* WHAT TO DO
I would like each line of the data that holds the word "price" copied out.

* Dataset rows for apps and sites
+ + + + +

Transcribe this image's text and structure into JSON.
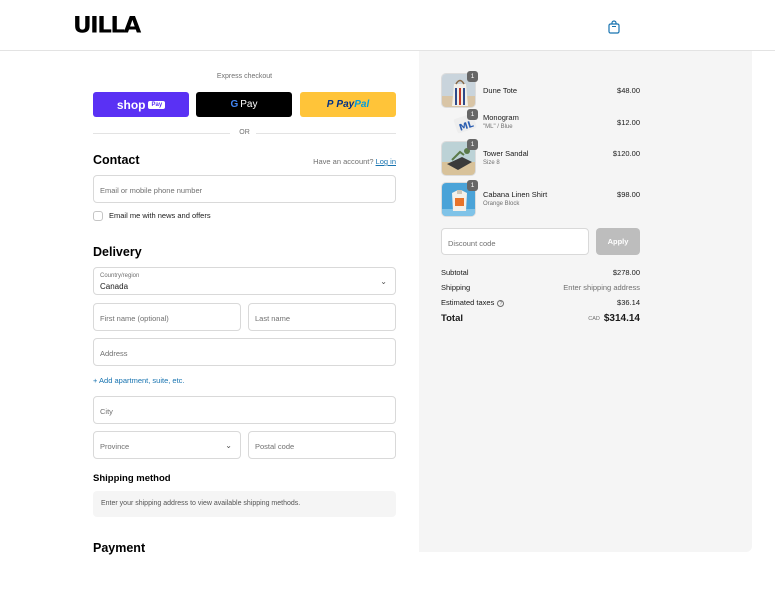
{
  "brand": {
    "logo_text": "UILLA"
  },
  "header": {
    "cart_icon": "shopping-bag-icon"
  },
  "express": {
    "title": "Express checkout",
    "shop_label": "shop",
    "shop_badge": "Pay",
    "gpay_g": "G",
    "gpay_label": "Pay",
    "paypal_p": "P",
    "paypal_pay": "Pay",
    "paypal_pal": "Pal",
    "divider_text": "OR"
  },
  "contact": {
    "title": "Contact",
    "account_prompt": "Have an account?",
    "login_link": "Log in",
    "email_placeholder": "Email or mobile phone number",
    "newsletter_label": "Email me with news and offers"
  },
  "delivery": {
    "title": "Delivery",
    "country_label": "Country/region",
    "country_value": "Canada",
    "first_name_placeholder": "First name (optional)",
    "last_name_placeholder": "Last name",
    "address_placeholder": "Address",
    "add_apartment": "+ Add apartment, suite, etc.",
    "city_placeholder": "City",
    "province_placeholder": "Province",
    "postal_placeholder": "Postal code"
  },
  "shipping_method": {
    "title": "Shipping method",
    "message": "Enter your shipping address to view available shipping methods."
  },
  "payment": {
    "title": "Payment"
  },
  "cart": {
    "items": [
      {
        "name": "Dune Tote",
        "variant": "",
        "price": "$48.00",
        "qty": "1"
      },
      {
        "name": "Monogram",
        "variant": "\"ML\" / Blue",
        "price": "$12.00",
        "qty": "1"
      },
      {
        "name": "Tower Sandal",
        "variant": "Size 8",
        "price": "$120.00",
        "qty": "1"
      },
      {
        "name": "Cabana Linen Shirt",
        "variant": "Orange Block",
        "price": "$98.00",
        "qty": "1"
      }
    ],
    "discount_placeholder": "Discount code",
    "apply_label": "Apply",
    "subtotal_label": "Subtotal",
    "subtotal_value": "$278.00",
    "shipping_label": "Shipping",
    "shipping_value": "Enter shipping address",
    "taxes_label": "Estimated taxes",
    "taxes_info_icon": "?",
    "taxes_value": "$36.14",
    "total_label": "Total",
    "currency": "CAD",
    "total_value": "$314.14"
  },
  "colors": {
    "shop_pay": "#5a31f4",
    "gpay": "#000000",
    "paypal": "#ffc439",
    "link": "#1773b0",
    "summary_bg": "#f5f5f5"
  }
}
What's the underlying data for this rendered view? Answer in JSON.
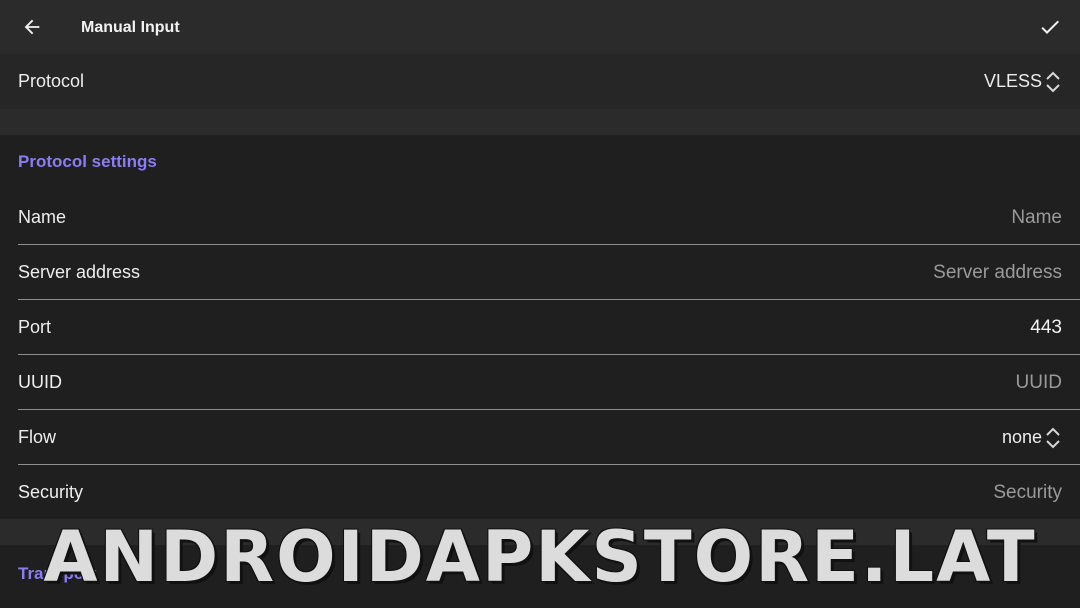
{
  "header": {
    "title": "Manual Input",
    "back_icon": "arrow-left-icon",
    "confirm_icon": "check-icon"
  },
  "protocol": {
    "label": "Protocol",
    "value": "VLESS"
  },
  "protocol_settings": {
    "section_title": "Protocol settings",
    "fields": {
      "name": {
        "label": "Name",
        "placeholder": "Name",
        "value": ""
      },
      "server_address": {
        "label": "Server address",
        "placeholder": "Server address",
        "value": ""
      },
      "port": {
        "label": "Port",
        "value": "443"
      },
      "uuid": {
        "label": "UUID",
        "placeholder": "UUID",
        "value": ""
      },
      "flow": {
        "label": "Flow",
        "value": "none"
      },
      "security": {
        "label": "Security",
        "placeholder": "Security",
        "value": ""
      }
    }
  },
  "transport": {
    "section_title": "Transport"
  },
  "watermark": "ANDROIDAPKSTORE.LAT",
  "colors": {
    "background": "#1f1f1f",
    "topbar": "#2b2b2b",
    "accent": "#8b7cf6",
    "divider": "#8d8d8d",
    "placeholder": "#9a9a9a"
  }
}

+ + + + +

* RESPONSE BELOW
        "price": "$48.00",
        "price": "$12.00",
        "price": "$120.00",
        "price": "$98.00",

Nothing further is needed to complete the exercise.